> **WORK ITEM**:
Using the listing that follows, filter out every line lacking the string "checked" and return the rest.

───── ENTRIES PROVIDED ─────

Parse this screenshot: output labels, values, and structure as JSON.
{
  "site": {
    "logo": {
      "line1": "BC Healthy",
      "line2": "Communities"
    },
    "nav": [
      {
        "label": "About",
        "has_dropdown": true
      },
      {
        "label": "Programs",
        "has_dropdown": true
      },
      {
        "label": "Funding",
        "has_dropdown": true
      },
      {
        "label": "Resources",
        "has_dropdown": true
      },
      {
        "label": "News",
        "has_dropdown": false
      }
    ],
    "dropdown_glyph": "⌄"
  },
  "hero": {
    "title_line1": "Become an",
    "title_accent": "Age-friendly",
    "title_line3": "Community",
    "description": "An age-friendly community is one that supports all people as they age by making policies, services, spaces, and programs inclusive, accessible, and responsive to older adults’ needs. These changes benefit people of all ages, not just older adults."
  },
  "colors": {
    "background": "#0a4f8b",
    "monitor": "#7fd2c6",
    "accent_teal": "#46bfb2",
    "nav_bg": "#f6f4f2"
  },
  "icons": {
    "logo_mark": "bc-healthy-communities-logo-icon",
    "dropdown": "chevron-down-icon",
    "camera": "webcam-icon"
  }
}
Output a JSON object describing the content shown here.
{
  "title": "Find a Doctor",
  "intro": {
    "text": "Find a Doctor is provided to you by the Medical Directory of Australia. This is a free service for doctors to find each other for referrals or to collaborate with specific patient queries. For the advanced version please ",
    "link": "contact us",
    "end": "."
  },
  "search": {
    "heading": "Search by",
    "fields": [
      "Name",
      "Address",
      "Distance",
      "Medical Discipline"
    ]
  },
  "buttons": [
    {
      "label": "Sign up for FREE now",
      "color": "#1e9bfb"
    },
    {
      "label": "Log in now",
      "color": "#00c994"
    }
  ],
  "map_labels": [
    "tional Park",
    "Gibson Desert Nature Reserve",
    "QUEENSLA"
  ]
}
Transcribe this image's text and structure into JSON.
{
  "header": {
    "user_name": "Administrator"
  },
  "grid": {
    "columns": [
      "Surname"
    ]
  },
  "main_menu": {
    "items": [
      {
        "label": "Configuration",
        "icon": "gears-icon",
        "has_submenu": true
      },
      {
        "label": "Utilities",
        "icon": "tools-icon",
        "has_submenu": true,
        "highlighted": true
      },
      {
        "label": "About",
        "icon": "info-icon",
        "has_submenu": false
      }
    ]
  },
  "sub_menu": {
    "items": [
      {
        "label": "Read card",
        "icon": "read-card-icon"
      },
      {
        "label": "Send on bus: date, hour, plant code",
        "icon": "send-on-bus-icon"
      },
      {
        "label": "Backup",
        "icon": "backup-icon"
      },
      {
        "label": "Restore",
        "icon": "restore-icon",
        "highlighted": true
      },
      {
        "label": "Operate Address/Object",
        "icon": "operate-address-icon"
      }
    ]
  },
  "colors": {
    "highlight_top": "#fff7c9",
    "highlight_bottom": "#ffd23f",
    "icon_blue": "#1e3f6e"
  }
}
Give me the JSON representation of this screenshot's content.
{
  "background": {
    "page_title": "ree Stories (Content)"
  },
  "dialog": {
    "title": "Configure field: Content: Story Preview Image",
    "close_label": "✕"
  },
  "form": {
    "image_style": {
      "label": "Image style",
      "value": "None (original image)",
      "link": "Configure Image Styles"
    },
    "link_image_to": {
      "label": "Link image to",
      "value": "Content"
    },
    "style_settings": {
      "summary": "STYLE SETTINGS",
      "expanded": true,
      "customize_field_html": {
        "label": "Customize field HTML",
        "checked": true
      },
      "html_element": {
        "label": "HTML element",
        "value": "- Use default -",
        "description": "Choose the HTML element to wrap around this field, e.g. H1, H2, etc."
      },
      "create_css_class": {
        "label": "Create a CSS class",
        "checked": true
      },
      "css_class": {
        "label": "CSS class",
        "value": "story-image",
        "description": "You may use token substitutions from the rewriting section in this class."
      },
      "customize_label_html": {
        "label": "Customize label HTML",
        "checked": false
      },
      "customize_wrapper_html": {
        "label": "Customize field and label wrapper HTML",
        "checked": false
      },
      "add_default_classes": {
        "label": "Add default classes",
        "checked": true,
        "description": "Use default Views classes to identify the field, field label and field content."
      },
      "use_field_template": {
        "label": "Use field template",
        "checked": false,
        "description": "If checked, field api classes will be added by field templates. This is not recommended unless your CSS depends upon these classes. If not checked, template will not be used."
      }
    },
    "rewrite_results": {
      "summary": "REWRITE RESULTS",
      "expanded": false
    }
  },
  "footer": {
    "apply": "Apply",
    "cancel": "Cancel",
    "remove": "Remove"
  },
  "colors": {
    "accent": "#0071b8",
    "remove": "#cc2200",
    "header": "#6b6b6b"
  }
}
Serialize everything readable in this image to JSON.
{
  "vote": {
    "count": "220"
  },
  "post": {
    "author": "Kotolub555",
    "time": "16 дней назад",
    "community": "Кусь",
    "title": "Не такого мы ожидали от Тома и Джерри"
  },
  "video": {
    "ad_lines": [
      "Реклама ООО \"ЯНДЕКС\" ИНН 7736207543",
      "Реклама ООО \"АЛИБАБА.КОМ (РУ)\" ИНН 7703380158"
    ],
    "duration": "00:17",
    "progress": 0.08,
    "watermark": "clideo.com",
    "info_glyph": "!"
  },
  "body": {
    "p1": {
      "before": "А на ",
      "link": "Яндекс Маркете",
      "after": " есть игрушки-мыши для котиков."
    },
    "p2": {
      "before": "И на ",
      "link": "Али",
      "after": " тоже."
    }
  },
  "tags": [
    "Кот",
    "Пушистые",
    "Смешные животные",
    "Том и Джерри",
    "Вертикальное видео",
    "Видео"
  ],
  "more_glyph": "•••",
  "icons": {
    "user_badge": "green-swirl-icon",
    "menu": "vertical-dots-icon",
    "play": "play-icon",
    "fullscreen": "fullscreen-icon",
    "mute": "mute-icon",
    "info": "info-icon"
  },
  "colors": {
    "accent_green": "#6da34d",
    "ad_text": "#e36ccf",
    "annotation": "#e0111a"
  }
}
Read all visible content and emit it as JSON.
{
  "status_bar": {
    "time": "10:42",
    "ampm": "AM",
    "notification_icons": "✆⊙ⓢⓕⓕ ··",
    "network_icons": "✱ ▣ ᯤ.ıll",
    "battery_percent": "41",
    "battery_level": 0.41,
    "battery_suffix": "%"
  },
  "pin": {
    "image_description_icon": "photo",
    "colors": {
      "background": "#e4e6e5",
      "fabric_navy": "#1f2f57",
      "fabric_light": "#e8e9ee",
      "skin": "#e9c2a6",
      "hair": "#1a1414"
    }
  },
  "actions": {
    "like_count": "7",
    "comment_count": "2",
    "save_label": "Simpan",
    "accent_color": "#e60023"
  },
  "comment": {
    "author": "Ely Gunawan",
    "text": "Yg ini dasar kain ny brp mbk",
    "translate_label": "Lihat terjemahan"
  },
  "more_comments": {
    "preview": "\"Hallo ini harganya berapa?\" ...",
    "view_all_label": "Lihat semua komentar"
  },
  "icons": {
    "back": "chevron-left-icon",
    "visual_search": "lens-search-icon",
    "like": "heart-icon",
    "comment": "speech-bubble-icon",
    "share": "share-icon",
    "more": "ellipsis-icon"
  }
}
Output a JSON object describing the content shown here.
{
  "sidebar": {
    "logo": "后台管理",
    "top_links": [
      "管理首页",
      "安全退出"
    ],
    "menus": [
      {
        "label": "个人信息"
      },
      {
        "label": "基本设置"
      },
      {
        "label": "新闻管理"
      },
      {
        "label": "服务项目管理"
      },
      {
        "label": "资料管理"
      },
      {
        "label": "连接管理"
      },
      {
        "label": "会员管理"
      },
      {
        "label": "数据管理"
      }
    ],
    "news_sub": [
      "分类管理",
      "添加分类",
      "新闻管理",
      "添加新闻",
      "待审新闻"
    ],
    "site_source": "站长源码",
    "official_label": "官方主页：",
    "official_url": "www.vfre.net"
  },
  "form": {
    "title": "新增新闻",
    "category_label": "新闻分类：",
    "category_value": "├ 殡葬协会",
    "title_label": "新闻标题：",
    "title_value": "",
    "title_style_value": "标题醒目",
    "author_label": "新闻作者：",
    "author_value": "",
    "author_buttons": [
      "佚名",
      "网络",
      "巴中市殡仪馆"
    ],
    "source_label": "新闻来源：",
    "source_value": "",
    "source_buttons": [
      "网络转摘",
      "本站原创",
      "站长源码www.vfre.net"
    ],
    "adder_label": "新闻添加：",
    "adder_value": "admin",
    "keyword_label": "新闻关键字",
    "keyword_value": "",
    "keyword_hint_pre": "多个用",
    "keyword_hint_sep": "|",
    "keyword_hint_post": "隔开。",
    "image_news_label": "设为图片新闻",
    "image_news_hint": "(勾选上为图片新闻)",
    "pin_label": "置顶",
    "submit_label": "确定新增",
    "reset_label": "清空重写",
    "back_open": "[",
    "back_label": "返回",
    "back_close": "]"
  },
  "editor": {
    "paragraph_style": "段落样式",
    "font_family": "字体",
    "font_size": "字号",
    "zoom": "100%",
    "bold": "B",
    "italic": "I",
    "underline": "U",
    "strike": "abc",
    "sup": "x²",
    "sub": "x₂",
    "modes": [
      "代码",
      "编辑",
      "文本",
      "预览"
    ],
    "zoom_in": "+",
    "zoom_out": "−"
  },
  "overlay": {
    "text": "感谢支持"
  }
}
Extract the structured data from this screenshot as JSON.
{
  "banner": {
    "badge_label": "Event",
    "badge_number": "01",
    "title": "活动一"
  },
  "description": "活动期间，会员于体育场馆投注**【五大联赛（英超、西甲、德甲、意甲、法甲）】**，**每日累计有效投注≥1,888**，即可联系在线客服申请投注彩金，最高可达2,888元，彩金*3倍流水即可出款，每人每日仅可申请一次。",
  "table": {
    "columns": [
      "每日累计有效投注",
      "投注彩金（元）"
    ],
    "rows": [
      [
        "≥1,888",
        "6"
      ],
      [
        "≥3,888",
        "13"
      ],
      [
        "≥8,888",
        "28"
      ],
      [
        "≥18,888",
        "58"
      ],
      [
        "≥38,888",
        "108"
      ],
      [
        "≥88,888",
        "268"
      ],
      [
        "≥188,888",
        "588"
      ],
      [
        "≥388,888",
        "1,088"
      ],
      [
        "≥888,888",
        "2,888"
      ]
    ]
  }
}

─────

> **EXERCISE RESULT**:
        "checked": true
        "checked": true
        "checked": false
        "checked": false
        "checked": true,
        "checked": false,
        "description": "If checked, field api classes will be added by field templates. This is not recommended unless your CSS depends upon these classes. If not checked, template will not be used."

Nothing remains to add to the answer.